She modernises her baroque art deco style on this record with a selection of guest stars and close companions, including The Weeknd, A$AP Rocky and Playboi Carti. Lana has always expressed an infatuation with hip-hop and the ice cold bars enhance the seductiveness of ‘Summer Bummer’. Canadian global star Abel Tesfaye brings ‘Life of the Party’ trip-pop to the album’s heavy hitting title track. Lana brings 50s doo-wap to a dizzying collision with The Weeknd’s future-facing R&B style. The result is pop that is as daring, innovative and entirely captivating. ‘Groupie Love’ reintroduces our Sin City style heroin of ‘Carmen’; it’s a track oozing with assured femininity and overt sexuality, A$AP animating the male counterpart that has been a silent presence in the Del Rey narrative to date. The track is more dimensional as another character comes into view.

On an altogether different collaboration, ‘Beautiful People, Beautiful Problems’, Lana duets with an artist her own sultry growls have so very often been compared to. The results are expectedly divine, Stevie Nicks now meeting Del Rey’s husky high notes with her own characterful vocal. Courtney Love commented earlier this year that Lana has created a world, a persona, an enigma - and this duet with Nicks echoes the sentiment. The original Gold Dust Woman fixated on thoughts of witchcraft and spirituality always performed from a place of truth, and this feels comparable to Lana’s process of constructing her universe of heritage glamour and nostalgic decadence.

The lead single ‘Love’’s booming percussion rings out and Lana’s aching, sophisticated style embraces you like a long forgotten lover. It is Lana of Born To Die era, unapologetically romantic, stars in her eyes, dream pop. Its production is as luxurious as her words and delivery. When the starlet got caught up in technical issues during her London headline show and delivered a pitch perfect acapella rendition of this ground shaking single she personified Lust For Life’s strengths.

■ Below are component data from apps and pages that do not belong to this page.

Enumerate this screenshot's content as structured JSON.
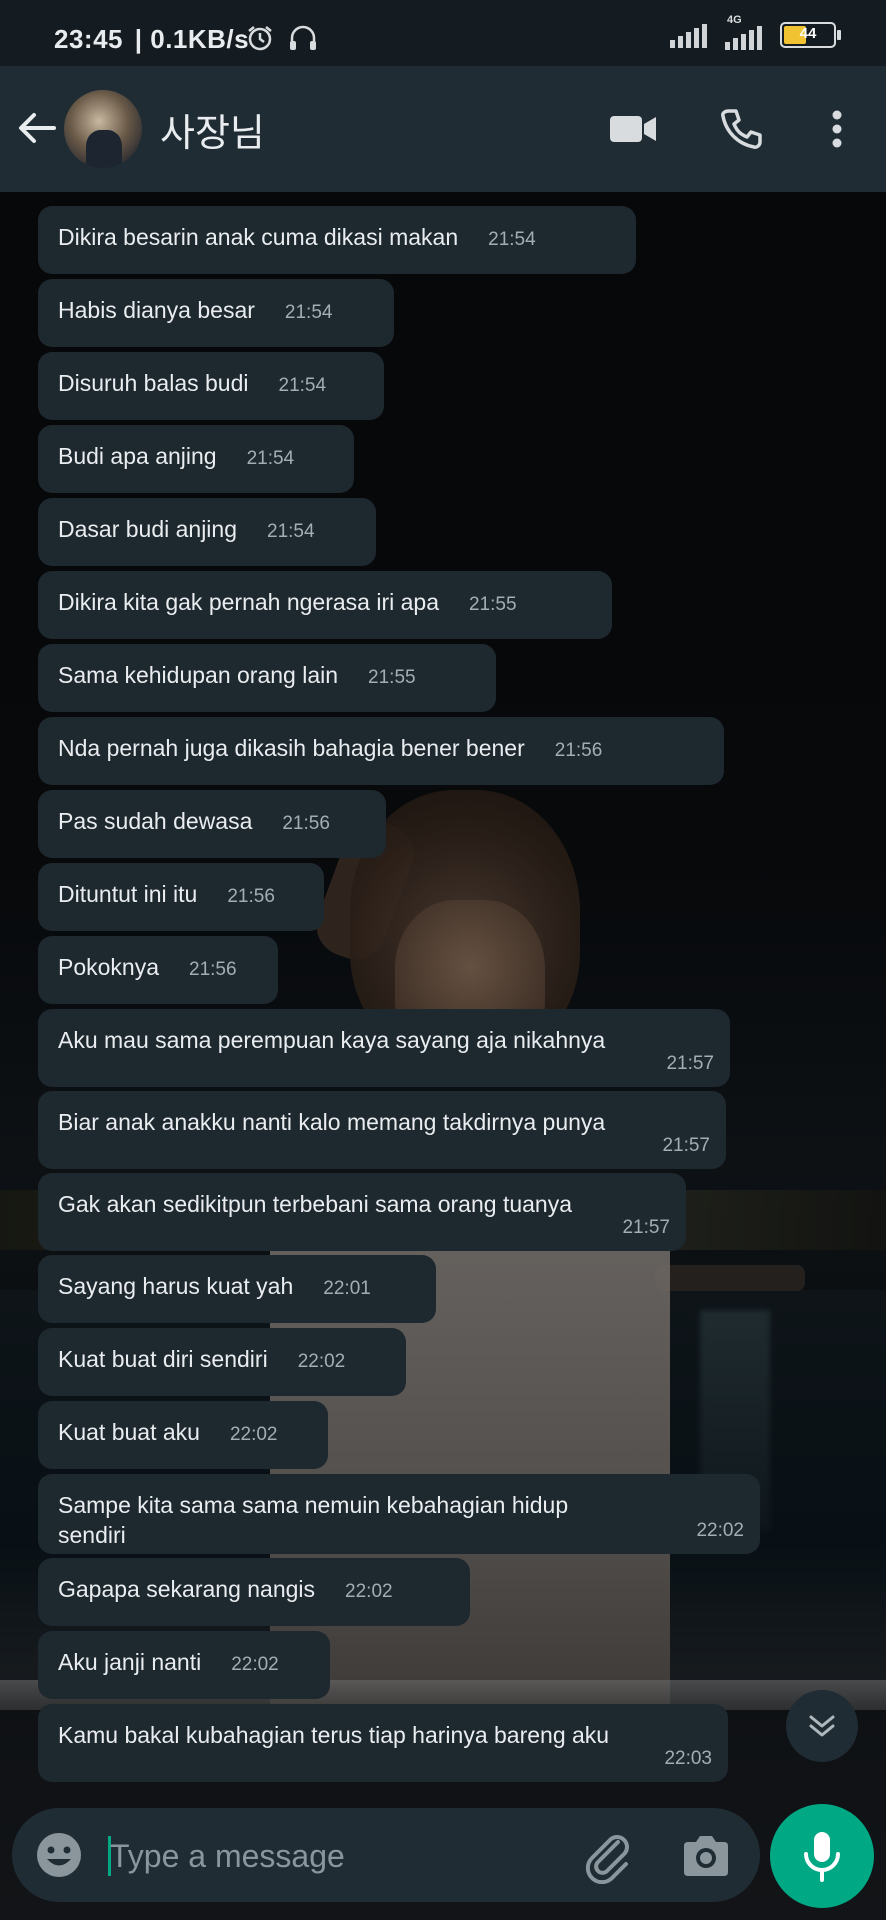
{
  "status_bar": {
    "time": "23:45",
    "net_speed": "| 0.1KB/s",
    "network_type": "4G",
    "battery_level": "44",
    "icons": [
      "alarm-icon",
      "headset-icon",
      "signal-icon",
      "signal-4g-icon",
      "battery-icon"
    ]
  },
  "header": {
    "contact_name": "사장님",
    "icons": [
      "back-arrow-icon",
      "video-call-icon",
      "voice-call-icon",
      "more-options-icon"
    ]
  },
  "messages": [
    {
      "text": "Dikira besarin anak cuma dikasi makan",
      "time": "21:54"
    },
    {
      "text": "Habis dianya besar",
      "time": "21:54"
    },
    {
      "text": "Disuruh balas budi",
      "time": "21:54"
    },
    {
      "text": "Budi apa anjing",
      "time": "21:54"
    },
    {
      "text": "Dasar budi anjing",
      "time": "21:54"
    },
    {
      "text": "Dikira kita gak pernah ngerasa iri apa",
      "time": "21:55"
    },
    {
      "text": "Sama kehidupan orang lain",
      "time": "21:55"
    },
    {
      "text": "Nda pernah juga dikasih bahagia bener bener",
      "time": "21:56"
    },
    {
      "text": "Pas sudah dewasa",
      "time": "21:56"
    },
    {
      "text": "Dituntut ini itu",
      "time": "21:56"
    },
    {
      "text": "Pokoknya",
      "time": "21:56"
    },
    {
      "text": "Aku mau sama perempuan kaya sayang aja nikahnya",
      "time": "21:57"
    },
    {
      "text": "Biar anak anakku nanti kalo memang takdirnya punya",
      "time": "21:57"
    },
    {
      "text": "Gak akan sedikitpun terbebani sama orang tuanya",
      "time": "21:57"
    },
    {
      "text": "Sayang harus kuat yah",
      "time": "22:01"
    },
    {
      "text": "Kuat buat diri sendiri",
      "time": "22:02"
    },
    {
      "text": "Kuat buat aku",
      "time": "22:02"
    },
    {
      "text": "Sampe kita sama sama nemuin kebahagian hidup sendiri",
      "time": "22:02"
    },
    {
      "text": "Gapapa sekarang nangis",
      "time": "22:02"
    },
    {
      "text": "Aku janji nanti",
      "time": "22:02"
    },
    {
      "text": "Kamu bakal kubahagian terus tiap harinya bareng aku",
      "time": "22:03"
    }
  ],
  "composer": {
    "placeholder": "Type a message",
    "value": "",
    "icons": [
      "emoji-icon",
      "attach-icon",
      "camera-icon",
      "mic-icon",
      "scroll-down-icon"
    ]
  },
  "colors": {
    "header_bg": "#1f2c34",
    "bubble_bg": "#1e282f",
    "accent": "#00a884",
    "battery_fill": "#f1c232"
  }
}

Stripped of fineries, facades and fables, Lana stands as a balladeer for the new generation, one that lives simultaneously in the past and present.

Lana Del Rey may have a famously feverish fanbase, yet the person most obsessed with the singer is undoubtedly Lana herself. Through a commendable dedication to her fabricated persona, Lust For Life becomes the next electrifying, dramatic and essential scene in Lana Del Rey: the motion picture.